**Problem to solve:** Every entry should be reproduced precisely, with each picture left out.
*** Data to use Section Begins ***
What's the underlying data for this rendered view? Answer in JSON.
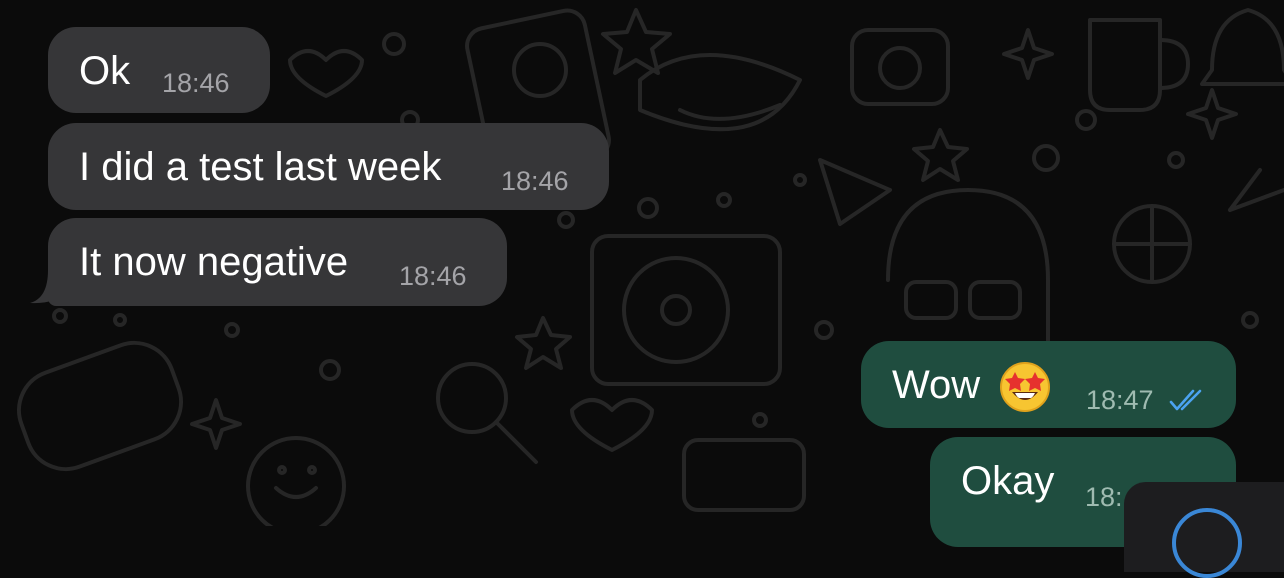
{
  "messages": [
    {
      "direction": "incoming",
      "text": "Ok",
      "time": "18:46"
    },
    {
      "direction": "incoming",
      "text": "I did a test last week",
      "time": "18:46"
    },
    {
      "direction": "incoming",
      "text": "It now negative",
      "time": "18:46"
    },
    {
      "direction": "outgoing",
      "text": "Wow",
      "emoji": "star-struck",
      "time": "18:47",
      "status": "read"
    },
    {
      "direction": "outgoing",
      "text": "Okay",
      "time": "18:"
    }
  ],
  "colors": {
    "background": "#0b0b0b",
    "incoming_bubble": "#363638",
    "outgoing_bubble": "#1f4d3f",
    "read_ticks": "#4ba3f0"
  }
}
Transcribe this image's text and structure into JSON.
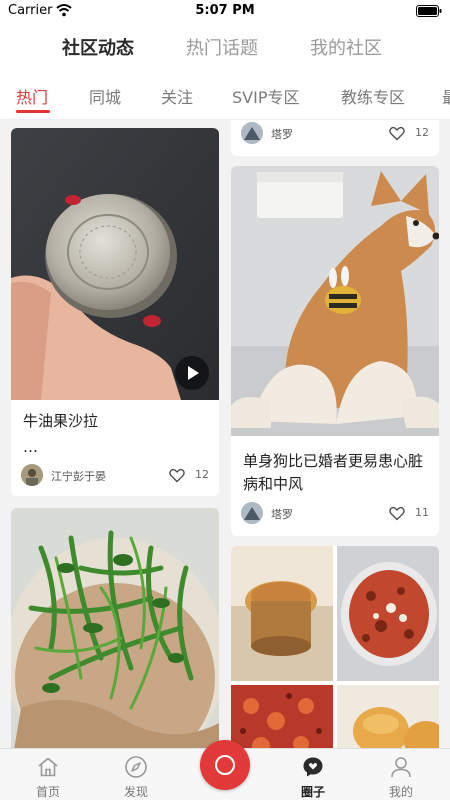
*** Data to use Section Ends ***
**Problem solution:**
What's the underlying data for this rendered view? Answer in JSON.
{
  "messages": [
    {
      "direction": "incoming",
      "text": "Ok",
      "time": "18:46"
    },
    {
      "direction": "incoming",
      "text": "I did a test last week",
      "time": "18:46"
    },
    {
      "direction": "incoming",
      "text": "It now negative",
      "time": "18:46"
    },
    {
      "direction": "outgoing",
      "text": "Wow",
      "emoji": "star-struck",
      "time": "18:47",
      "status": "read"
    },
    {
      "direction": "outgoing",
      "text": "Okay",
      "time": "18:"
    }
  ],
  "colors": {
    "background": "#0b0b0b",
    "incoming_bubble": "#363638",
    "outgoing_bubble": "#1f4d3f",
    "read_ticks": "#4ba3f0"
  }
}
Transcribe this image's text and structure into JSON.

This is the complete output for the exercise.